Problem: Copy every line from the records that holds the word "time".

Start of Block

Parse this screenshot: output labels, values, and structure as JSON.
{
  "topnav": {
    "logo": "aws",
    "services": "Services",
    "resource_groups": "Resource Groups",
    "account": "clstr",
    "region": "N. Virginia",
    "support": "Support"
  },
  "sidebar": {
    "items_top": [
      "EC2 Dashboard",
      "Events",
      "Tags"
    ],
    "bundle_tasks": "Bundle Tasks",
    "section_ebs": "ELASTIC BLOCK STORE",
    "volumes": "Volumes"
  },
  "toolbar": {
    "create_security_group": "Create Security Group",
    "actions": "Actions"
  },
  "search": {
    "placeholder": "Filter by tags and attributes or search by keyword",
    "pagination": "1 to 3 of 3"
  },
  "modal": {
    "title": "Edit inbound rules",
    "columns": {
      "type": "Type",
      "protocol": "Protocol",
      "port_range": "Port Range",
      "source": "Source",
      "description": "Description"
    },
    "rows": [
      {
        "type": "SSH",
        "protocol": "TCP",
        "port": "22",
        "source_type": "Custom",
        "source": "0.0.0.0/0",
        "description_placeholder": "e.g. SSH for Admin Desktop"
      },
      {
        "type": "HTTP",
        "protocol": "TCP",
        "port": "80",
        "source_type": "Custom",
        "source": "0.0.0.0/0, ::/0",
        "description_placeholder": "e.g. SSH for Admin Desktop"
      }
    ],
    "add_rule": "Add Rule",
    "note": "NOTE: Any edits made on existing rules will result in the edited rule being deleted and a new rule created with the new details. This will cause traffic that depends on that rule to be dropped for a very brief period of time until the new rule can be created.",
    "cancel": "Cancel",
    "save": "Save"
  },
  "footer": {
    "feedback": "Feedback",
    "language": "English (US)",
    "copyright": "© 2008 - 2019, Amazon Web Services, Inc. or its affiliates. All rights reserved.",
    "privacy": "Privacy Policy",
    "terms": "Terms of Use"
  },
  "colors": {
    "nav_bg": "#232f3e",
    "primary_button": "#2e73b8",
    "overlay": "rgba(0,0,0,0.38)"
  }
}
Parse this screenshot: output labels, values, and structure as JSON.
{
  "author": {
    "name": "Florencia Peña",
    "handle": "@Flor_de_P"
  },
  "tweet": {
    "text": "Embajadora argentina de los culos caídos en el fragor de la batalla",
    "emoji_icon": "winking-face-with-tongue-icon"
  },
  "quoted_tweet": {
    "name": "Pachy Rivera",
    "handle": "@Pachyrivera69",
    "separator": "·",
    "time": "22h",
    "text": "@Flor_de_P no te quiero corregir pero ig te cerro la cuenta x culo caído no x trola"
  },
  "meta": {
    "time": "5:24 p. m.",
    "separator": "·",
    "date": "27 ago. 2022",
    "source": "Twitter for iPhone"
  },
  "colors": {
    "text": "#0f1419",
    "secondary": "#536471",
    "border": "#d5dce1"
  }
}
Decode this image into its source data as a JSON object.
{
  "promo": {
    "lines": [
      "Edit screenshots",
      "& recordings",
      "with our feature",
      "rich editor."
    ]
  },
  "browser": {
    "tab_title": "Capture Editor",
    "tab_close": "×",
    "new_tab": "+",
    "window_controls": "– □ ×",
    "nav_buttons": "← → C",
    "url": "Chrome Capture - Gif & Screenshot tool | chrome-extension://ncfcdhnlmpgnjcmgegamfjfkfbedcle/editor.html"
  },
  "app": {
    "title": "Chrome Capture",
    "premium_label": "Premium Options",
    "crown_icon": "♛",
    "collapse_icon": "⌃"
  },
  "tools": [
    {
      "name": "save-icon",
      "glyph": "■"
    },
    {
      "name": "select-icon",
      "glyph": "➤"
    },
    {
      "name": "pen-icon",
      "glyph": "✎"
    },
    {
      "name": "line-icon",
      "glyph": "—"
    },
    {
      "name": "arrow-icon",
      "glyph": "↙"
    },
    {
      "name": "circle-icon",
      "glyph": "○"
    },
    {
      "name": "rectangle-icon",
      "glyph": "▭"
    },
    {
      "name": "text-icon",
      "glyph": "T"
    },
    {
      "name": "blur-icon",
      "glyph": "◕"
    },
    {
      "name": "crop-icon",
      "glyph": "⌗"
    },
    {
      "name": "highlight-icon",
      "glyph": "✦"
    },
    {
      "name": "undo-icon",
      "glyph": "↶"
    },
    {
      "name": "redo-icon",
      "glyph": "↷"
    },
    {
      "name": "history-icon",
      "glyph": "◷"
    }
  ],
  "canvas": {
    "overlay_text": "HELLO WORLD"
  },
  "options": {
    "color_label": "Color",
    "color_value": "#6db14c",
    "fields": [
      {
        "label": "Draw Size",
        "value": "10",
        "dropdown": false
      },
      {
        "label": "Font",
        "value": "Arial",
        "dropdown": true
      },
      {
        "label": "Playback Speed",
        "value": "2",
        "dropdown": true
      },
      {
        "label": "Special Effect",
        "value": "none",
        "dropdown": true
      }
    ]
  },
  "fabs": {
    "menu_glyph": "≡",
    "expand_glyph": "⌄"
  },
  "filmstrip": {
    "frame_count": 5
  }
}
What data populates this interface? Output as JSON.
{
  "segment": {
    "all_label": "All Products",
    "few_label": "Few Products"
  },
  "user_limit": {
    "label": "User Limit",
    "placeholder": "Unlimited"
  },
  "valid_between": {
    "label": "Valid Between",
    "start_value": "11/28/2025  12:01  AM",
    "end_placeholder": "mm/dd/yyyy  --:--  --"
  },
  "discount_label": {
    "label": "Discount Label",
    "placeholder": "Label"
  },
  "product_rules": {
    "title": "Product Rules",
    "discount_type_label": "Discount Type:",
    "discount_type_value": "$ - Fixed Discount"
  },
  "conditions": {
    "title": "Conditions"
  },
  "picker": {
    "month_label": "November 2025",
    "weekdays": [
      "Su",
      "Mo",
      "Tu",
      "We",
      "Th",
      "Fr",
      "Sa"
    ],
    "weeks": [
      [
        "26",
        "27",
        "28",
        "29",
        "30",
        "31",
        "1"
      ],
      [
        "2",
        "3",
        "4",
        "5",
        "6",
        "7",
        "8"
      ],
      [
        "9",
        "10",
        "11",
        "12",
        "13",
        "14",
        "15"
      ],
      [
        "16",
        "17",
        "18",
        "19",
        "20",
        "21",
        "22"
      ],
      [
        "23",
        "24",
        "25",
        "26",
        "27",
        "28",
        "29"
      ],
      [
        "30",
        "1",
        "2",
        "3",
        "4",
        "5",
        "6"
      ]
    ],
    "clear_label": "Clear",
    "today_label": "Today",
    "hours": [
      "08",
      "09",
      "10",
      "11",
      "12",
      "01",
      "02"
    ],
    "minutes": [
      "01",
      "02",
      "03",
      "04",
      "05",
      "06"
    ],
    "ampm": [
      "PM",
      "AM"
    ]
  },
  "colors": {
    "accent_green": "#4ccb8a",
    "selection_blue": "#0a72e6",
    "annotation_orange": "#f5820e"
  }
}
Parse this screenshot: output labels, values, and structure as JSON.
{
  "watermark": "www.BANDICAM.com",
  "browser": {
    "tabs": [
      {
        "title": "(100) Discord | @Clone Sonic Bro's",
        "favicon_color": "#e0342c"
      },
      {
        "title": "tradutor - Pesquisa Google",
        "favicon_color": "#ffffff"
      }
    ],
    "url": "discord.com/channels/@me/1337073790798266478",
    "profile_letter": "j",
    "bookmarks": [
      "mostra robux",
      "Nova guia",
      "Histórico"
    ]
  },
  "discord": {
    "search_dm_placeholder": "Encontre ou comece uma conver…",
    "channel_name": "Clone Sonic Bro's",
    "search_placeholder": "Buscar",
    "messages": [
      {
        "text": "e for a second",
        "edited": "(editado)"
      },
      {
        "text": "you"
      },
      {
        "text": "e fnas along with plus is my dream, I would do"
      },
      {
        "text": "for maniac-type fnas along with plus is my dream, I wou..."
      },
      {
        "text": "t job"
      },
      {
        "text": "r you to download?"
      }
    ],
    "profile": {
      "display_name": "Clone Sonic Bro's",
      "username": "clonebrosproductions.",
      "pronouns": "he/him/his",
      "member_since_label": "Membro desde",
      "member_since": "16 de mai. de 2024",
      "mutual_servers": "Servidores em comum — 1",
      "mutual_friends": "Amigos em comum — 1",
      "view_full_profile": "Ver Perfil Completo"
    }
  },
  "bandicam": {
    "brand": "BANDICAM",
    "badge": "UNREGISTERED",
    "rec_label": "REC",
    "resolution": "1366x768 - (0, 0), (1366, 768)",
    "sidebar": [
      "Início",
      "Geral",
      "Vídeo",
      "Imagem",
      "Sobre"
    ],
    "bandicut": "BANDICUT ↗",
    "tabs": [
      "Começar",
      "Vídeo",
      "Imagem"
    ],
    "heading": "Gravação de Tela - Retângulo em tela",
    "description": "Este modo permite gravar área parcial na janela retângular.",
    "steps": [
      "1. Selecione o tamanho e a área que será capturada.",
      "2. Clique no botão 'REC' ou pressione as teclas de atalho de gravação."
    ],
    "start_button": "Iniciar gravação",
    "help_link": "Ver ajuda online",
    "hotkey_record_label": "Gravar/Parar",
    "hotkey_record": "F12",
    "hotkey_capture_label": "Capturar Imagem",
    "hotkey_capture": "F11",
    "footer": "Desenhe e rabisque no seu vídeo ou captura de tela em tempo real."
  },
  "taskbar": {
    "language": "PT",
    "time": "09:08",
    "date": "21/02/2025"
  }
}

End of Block

Answer to this problem:
    "note": "NOTE: Any edits made on existing rules will result in the edited rule being deleted and a new rule created with the new details. This will cause traffic that depends on that rule to be dropped for a very brief period of time until the new rule can be created.",
    "time": "22h",
    "time": "5:24 p. m.",
    "time": "09:08",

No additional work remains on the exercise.